## Source material
+ + + + + + +
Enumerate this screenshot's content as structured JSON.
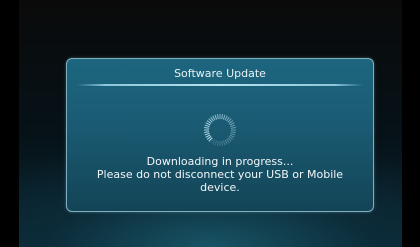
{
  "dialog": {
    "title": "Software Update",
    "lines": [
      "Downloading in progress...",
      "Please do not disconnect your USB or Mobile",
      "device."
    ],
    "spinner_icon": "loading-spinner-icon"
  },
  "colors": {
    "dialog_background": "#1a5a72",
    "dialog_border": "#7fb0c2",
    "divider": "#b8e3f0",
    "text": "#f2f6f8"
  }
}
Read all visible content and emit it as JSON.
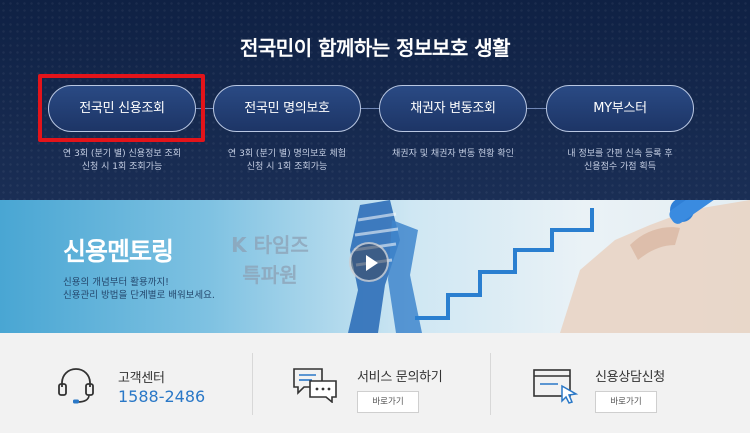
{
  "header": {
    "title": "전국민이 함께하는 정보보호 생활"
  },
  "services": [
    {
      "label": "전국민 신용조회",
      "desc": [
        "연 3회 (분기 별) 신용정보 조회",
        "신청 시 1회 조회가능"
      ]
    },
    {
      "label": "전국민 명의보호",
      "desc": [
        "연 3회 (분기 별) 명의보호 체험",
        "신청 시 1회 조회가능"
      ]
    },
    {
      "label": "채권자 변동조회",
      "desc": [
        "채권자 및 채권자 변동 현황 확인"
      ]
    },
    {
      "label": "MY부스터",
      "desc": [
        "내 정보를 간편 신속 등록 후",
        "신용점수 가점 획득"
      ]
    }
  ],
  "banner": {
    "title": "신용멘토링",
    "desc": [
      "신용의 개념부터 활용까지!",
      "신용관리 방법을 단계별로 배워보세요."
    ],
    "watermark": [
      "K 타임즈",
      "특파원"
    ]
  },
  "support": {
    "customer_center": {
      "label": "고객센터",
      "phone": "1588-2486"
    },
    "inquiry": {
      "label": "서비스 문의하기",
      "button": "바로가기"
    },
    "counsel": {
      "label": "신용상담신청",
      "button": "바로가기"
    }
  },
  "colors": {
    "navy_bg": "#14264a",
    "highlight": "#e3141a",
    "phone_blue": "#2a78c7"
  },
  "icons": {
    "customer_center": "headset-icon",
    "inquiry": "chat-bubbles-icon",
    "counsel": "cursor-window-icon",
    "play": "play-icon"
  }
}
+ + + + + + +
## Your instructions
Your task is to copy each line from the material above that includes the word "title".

## Result for this exercise
    "title": "Software Update",
    "title": "전국민이 함께하는 정보보호 생활"
    "title": "신용멘토링",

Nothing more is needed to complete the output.